If both individuals and the mediator agree, solicitors can attend mediation meetings for the purpose of getting legal advice without delaying the momentum of discussions.
What can be mediated?
Any issue can be mediated. Mediation can relate to finances and can also be used for issues relating to arrangements for children.
It can also be used to help a couple reach agreement on very discrete points. For example, I have had clients use mediation to agree on how to introduce a new partner into their children’s lives and another wanted to discuss arrangements for a dog loved by both the parents and their children. In that respect, mediation can be a very proportionate way of dealing with more discrete matters.
Is mediation always appropriate?
No, and part of the mediator’s role is to assess the suitability of the case for mediation.
If mediation comes to an end for any reason, without an overall agreement, your mediator will usually explain alternative options to you and signpost you to any helpful resources.
Can mediation be used where there has been domestic abuse?
An old-fashioned view is that mediation can never be appropriate where there has been domestic abuse. I find this quite problematic when a survivor of domestic abuse wants to mediate. Domestic abuse can remove the agency and control from victims, and I am loathed to remove that if survivors want to mediate. By taking mediation off the table, there is potentially a greater risk of court proceedings, which is a process that can be traumatic for some.
However, the decision to mediate where there has been abuse must be one that is taken carefully. The family mediation process must be safe, and should not be used as a means to continue abuse. Your mediator needs to be confident that they can address any power imbalance, so both of you feel comfortable with voicing honest views in the room and will not feel pressurised into an agreement with which you’re not happy. Shuttle mediation can help with this.
Sometimes, however, it’s still not possible to ensure there is a balance of power or that mediation can remain a safe process, and a mediator then needs to conclude that mediation is not suitable. In these circumstances, they will usually signpost you to resources that might be able to offer you further support or guidance.
Can children be involved?
Children can be involved directly in the family mediation process by way of a Child Inclusive Mediator. These are specially trained mediators, who are able to speak to children directly in separate sessions (i.e. without their parents present) about their wishes and feelings in order to give them a voice in the process. This mediator will then feedback on their views to both parents (with the child’s permission) and the parent’s mediator.
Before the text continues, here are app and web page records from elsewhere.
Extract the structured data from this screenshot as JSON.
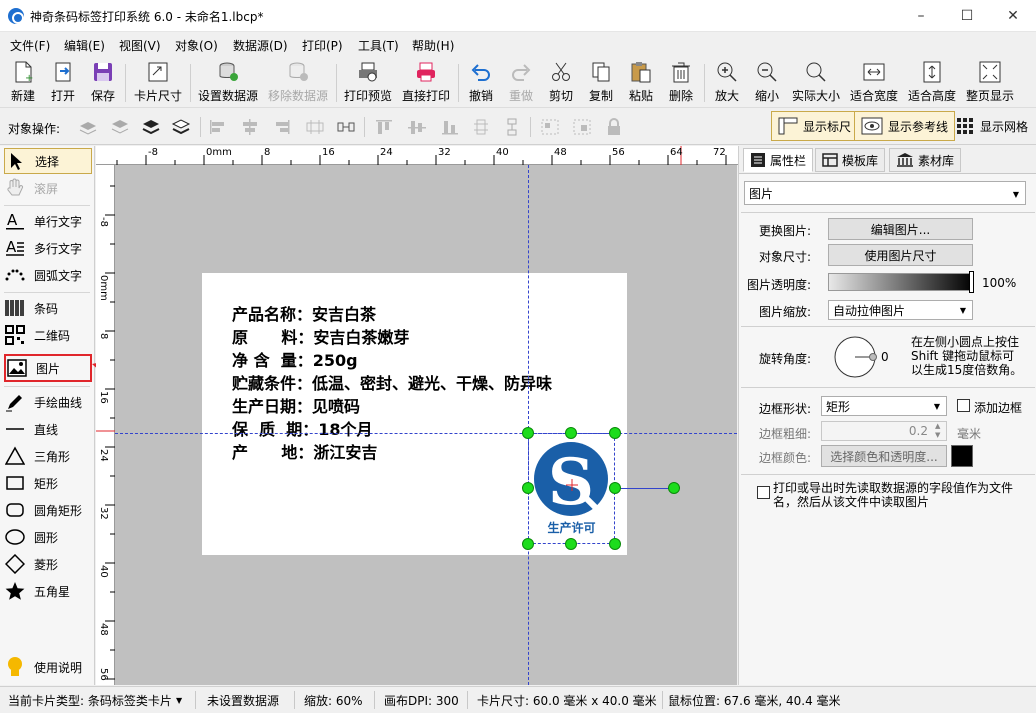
{
  "title": "神奇条码标签打印系统 6.0 - 未命名1.lbcp*",
  "menu": [
    "文件(F)",
    "编辑(E)",
    "视图(V)",
    "对象(O)",
    "数据源(D)",
    "打印(P)",
    "工具(T)",
    "帮助(H)"
  ],
  "toolbar": {
    "new": "新建",
    "open": "打开",
    "save": "保存",
    "card_size": "卡片尺寸",
    "set_datasource": "设置数据源",
    "remove_datasource": "移除数据源",
    "print_preview": "打印预览",
    "direct_print": "直接打印",
    "undo": "撤销",
    "redo": "重做",
    "cut": "剪切",
    "copy": "复制",
    "paste": "粘贴",
    "delete": "删除",
    "zoom_in": "放大",
    "zoom_out": "缩小",
    "actual_size": "实际大小",
    "fit_width": "适合宽度",
    "fit_height": "适合高度",
    "fit_page": "整页显示"
  },
  "objbar": {
    "label": "对象操作:",
    "show_ruler": "显示标尺",
    "show_guides": "显示参考线",
    "show_grid": "显示网格"
  },
  "tools": {
    "select": "选择",
    "scroll": "滚屏",
    "single_text": "单行文字",
    "multi_text": "多行文字",
    "arc_text": "圆弧文字",
    "barcode": "条码",
    "qrcode": "二维码",
    "image": "图片",
    "freehand": "手绘曲线",
    "line": "直线",
    "triangle": "三角形",
    "rect": "矩形",
    "round_rect": "圆角矩形",
    "circle": "圆形",
    "diamond": "菱形",
    "star": "五角星",
    "help": "使用说明"
  },
  "ruler": {
    "h_labels": [
      "-8",
      "0mm",
      "8",
      "16",
      "24",
      "32",
      "40",
      "48",
      "56",
      "64",
      "72"
    ],
    "v_labels": [
      "-8",
      "0mm",
      "8",
      "16",
      "24",
      "32",
      "40",
      "48",
      "56"
    ]
  },
  "label_lines": [
    "产品名称：安吉白茶",
    "原      料：安吉白茶嫩芽",
    "净 含  量：250g",
    "贮藏条件：低温、密封、避光、干燥、防异味",
    "生产日期：见喷码",
    "保  质  期：18个月",
    "产      地：浙江安吉"
  ],
  "logo_text": "生产许可",
  "panel": {
    "tabs": [
      "属性栏",
      "模板库",
      "素材库"
    ],
    "object_type": "图片",
    "change_image": "更换图片:",
    "edit_image_btn": "编辑图片...",
    "object_size": "对象尺寸:",
    "use_image_size_btn": "使用图片尺寸",
    "transparency": "图片透明度:",
    "transparency_value": "100%",
    "scaling": "图片缩放:",
    "scaling_value": "自动拉伸图片",
    "rotation": "旋转角度:",
    "rotation_value": "0",
    "rotation_hint": "在左侧小圆点上按住Shift 键拖动鼠标可以生成15度倍数角。",
    "border_shape": "边框形状:",
    "border_shape_value": "矩形",
    "add_border": "添加边框",
    "border_width": "边框粗细:",
    "border_width_value": "0.2",
    "border_unit": "毫米",
    "border_color": "边框颜色:",
    "border_color_btn": "选择颜色和透明度...",
    "print_option": "打印或导出时先读取数据源的字段值作为文件名，然后从该文件中读取图片"
  },
  "status": {
    "card_type": "当前卡片类型: 条码标签类卡片",
    "datasource": "未设置数据源",
    "zoom": "缩放: 60%",
    "dpi": "画布DPI: 300",
    "card_size": "卡片尺寸: 60.0 毫米 x 40.0 毫米",
    "mouse_pos": "鼠标位置: 67.6 毫米, 40.4 毫米"
  }
}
It can be very helpful for a child to know they have a way to have their voice heard.
Is mediation easy?
Not always. Even an amicable divorce isn’t easy. The nature of the feelings and emotions involved makes that almost certain. Mediation requires effort, by both individuals. Like any aspect of separation, it can feel like a rollercoaster at times; you may finish one session feeling more positive than your ex, and that might flip by the end of the next session, as different topics are explored.
But long term, it is often a far healthier route for separating couples and families. Like any healthy lifestyle, it can feel like hard work at first but the long-term benefits make the effort worthwhile in the end.
About Stacey Nevin
Stacey Nevin, an associate in the Family & Divorce Law team at Kingsley Napley LLP. She works on cases involving all aspects of family law including maintenance cases, private children cases and relocation cases.